The figure reflects the difference between how much it cost the company to use Valemaxes relative to Capesizes, the Paris- based maritime research company said in a report yesterday. Costs for the bigger ships were higher because of a slump in Capesize rates and restrictions that prevent Valemaxes berthing at ports in China, the largest iron-ore buyer. Vale declined to comment, in an e-mailed response to questions.
The company is spending $2.3 billion on 19 Valemaxes in a strategy to manage its shipping costs to Asia. Rio de Janeiro- based Vale also has a 25-year contract valued at $5.84 billion with STX Pan Ocean Co., a Seoul-based shipping firm, to haul its ore from Brazil. STX has ordered eight Valemaxes.
The first Valemax started trading in May 2011 and there are now 21 in the fleet, hauling a total of 17.1 million tons of ore, Alphabulk estimates. That’s the equivalent of 100 voyages on Capesizes. About 12.5 percent of iron ore from Brazil will be shipped on Valemaxes by the time all the ships ordered are operational next year, Alphabulk said.
Vale will have 35 Valemaxes by the end of next year, each with a capacity of 400,000 tons, available for the transportation of iron ore, according to a Nov. 14 statement by the company.

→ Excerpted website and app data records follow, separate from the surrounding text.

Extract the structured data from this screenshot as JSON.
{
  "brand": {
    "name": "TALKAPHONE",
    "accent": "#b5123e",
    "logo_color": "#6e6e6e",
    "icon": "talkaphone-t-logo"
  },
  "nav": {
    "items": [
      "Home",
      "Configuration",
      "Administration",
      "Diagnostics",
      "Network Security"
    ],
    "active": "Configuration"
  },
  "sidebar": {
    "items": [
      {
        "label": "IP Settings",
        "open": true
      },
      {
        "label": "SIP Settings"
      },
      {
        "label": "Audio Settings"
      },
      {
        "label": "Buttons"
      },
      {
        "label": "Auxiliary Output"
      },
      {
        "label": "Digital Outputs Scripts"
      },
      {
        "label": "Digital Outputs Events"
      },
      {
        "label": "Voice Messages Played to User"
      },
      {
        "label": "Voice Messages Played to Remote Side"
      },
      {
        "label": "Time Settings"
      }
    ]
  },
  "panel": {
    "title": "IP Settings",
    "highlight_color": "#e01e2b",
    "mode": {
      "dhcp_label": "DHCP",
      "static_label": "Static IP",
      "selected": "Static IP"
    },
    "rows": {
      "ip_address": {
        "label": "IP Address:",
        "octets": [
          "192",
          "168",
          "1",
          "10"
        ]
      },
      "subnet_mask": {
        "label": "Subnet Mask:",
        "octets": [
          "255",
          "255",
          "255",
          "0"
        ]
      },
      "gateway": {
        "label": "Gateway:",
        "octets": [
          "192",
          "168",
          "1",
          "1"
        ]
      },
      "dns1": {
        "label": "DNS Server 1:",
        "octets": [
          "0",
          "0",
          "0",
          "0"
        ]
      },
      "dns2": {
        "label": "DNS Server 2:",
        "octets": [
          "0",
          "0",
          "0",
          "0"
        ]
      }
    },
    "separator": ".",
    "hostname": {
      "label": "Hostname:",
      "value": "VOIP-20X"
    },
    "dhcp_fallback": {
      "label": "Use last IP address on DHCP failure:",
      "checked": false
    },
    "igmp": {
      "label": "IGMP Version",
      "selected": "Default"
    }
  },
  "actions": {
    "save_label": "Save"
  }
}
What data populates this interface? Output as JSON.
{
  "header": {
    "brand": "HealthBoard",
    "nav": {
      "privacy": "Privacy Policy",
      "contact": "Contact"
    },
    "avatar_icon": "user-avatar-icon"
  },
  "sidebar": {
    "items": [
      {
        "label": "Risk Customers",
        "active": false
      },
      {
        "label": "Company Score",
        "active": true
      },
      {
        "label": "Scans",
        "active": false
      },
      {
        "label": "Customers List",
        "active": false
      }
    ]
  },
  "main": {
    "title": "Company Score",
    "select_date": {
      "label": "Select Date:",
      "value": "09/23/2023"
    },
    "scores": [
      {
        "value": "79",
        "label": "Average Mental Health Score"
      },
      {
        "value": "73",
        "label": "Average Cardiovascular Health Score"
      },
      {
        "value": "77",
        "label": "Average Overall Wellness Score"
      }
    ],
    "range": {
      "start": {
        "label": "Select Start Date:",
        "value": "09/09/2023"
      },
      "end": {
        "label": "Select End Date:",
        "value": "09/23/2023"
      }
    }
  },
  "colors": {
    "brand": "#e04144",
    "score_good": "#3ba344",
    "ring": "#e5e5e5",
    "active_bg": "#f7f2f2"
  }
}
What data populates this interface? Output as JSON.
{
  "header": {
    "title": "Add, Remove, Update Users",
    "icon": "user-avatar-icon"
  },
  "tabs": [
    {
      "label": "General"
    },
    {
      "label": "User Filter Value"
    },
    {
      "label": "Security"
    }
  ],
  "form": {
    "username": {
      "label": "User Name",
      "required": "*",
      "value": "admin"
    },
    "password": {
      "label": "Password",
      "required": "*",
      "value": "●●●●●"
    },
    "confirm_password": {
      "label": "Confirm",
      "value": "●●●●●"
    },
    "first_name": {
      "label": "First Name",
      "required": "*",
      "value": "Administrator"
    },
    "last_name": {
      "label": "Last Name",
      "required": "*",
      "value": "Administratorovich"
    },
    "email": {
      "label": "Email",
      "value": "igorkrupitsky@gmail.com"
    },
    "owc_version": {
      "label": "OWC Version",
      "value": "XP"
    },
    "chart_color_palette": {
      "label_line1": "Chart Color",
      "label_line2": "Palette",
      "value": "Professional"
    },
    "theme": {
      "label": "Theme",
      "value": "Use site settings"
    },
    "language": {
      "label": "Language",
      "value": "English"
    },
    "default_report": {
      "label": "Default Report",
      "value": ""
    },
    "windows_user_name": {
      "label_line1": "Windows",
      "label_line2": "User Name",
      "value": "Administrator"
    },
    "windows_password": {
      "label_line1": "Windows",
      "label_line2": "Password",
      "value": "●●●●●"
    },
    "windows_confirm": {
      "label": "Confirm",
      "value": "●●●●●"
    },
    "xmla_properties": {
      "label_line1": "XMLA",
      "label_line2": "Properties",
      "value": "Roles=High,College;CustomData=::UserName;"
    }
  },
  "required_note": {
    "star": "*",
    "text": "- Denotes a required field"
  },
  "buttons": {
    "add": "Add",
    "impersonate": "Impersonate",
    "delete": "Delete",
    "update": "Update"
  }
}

That will comprise 19 that it owns and 16 on long- term charters.
Vale would save $380 million a year, or $7 for each ton of ore carried, if it replaced the Valemax fleet with ships half the size, which would be able to call at 80 percent of all ports, Alphabulk said. The calculation assumes that China’s curbs on Valemaxes remain in place.
The miner’s shipping strategy is based on using the ships over a 30-year life span, while spot rates fluctuate, Arjun Batra, group managing director of Drewry Maritime Advisors, a research company, said by phone yesterday. The Valemaxes will help the company keep its freight costs from rising, which is its priority, he said.